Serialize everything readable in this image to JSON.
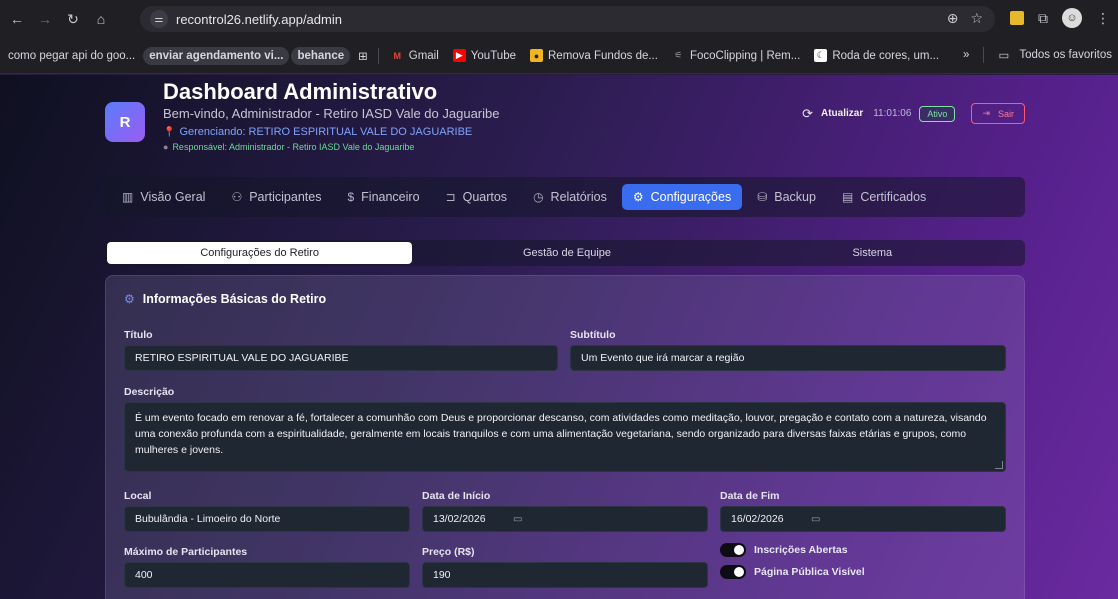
{
  "browser": {
    "url": "recontrol26.netlify.app/admin",
    "bookmarks": [
      {
        "label": "como pegar api do goo...",
        "pill": false
      },
      {
        "label": "enviar agendamento vi...",
        "pill": true
      },
      {
        "label": "behance",
        "pill": true
      },
      {
        "label": "Gmail",
        "pill": false
      },
      {
        "label": "YouTube",
        "pill": false
      },
      {
        "label": "Remova Fundos de...",
        "pill": false
      },
      {
        "label": "FocoClipping | Rem...",
        "pill": false
      },
      {
        "label": "Roda de cores, um...",
        "pill": false
      }
    ],
    "more_label": "»",
    "all_bookmarks_label": "Todos os favoritos"
  },
  "header": {
    "logo_letter": "R",
    "title": "Dashboard Administrativo",
    "subtitle": "Bem-vindo, Administrador - Retiro IASD Vale do Jaguaribe",
    "managing": "Gerenciando: RETIRO ESPIRITUAL VALE DO JAGUARIBE",
    "responsible": "Responsável: Administrador - Retiro IASD Vale do Jaguaribe",
    "refresh_label": "Atualizar",
    "time": "11:01:06",
    "status_badge": "Ativo",
    "logout_label": "Sair"
  },
  "nav": {
    "items": [
      {
        "label": "Visão Geral",
        "icon": "▥"
      },
      {
        "label": "Participantes",
        "icon": "⚇"
      },
      {
        "label": "Financeiro",
        "icon": "$"
      },
      {
        "label": "Quartos",
        "icon": "⊐"
      },
      {
        "label": "Relatórios",
        "icon": "◷"
      },
      {
        "label": "Configurações",
        "icon": "⚙"
      },
      {
        "label": "Backup",
        "icon": "⛁"
      },
      {
        "label": "Certificados",
        "icon": "▤"
      }
    ],
    "active_index": 5
  },
  "subtabs": {
    "items": [
      "Configurações do Retiro",
      "Gestão de Equipe",
      "Sistema"
    ],
    "active_index": 0
  },
  "card": {
    "title": "Informações Básicas do Retiro",
    "fields": {
      "titulo": {
        "label": "Título",
        "value": "RETIRO ESPIRITUAL VALE DO JAGUARIBE"
      },
      "subtitulo": {
        "label": "Subtítulo",
        "value": "Um Evento que irá marcar a região"
      },
      "descricao": {
        "label": "Descrição",
        "value": "É um evento focado em renovar a fé, fortalecer a comunhão com Deus e proporcionar descanso, com atividades como meditação, louvor, pregação e contato com a natureza, visando uma conexão profunda com a espiritualidade, geralmente em locais tranquilos e com uma alimentação vegetariana, sendo organizado para diversas faixas etárias e grupos, como mulheres e jovens."
      },
      "local": {
        "label": "Local",
        "value": "Bubulândia - Limoeiro do Norte"
      },
      "data_inicio": {
        "label": "Data de Início",
        "value": "13/02/2026"
      },
      "data_fim": {
        "label": "Data de Fim",
        "value": "16/02/2026"
      },
      "max_participantes": {
        "label": "Máximo de Participantes",
        "value": "400"
      },
      "preco": {
        "label": "Preço (R$)",
        "value": "190"
      }
    },
    "toggles": {
      "inscricoes": {
        "label": "Inscrições Abertas",
        "on": true
      },
      "pagina_publica": {
        "label": "Página Pública Visível",
        "on": true
      }
    }
  },
  "colors": {
    "accent": "#3a6cf0",
    "status_active": "#7ee2a3",
    "logout": "#ff5a6e"
  }
}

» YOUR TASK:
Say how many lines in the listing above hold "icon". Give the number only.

» RESPONSE FOR THIS EXERCISE:
8